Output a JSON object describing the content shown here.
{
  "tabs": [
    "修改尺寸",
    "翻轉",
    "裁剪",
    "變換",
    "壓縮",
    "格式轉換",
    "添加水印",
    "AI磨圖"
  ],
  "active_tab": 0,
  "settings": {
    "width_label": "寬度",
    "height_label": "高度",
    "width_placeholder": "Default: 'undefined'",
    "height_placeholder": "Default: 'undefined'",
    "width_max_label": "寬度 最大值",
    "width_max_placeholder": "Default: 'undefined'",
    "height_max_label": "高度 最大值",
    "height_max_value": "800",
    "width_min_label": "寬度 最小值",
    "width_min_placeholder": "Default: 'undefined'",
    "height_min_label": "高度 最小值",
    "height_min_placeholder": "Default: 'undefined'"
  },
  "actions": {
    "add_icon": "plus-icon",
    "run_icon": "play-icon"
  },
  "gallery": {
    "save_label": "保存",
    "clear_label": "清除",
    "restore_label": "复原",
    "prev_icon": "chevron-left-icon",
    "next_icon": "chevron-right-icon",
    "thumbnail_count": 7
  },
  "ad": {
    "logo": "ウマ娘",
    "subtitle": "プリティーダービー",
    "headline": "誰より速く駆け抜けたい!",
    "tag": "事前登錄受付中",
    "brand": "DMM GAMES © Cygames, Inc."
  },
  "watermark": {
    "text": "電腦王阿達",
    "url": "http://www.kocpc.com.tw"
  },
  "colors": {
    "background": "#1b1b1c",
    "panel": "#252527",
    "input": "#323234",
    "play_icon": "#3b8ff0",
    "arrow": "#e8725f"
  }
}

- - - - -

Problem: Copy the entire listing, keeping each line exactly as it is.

Task output:
Output a JSON object describing the content shown here.
{
  "tabs": [
    "修改尺寸",
    "翻轉",
    "裁剪",
    "變換",
    "壓縮",
    "格式轉換",
    "添加水印",
    "AI磨圖"
  ],
  "active_tab": 0,
  "settings": {
    "width_label": "寬度",
    "height_label": "高度",
    "width_placeholder": "Default: 'undefined'",
    "height_placeholder": "Default: 'undefined'",
    "width_max_label": "寬度 最大值",
    "width_max_placeholder": "Default: 'undefined'",
    "height_max_label": "高度 最大值",
    "height_max_value": "800",
    "width_min_label": "寬度 最小值",
    "width_min_placeholder": "Default: 'undefined'",
    "height_min_label": "高度 最小值",
    "height_min_placeholder": "Default: 'undefined'"
  },
  "actions": {
    "add_icon": "plus-icon",
    "run_icon": "play-icon"
  },
  "gallery": {
    "save_label": "保存",
    "clear_label": "清除",
    "restore_label": "复原",
    "prev_icon": "chevron-left-icon",
    "next_icon": "chevron-right-icon",
    "thumbnail_count": 7
  },
  "ad": {
    "logo": "ウマ娘",
    "subtitle": "プリティーダービー",
    "headline": "誰より速く駆け抜けたい!",
    "tag": "事前登錄受付中",
    "brand": "DMM GAMES © Cygames, Inc."
  },
  "watermark": {
    "text": "電腦王阿達",
    "url": "http://www.kocpc.com.tw"
  },
  "colors": {
    "background": "#1b1b1c",
    "panel": "#252527",
    "input": "#323234",
    "play_icon": "#3b8ff0",
    "arrow": "#e8725f"
  }
}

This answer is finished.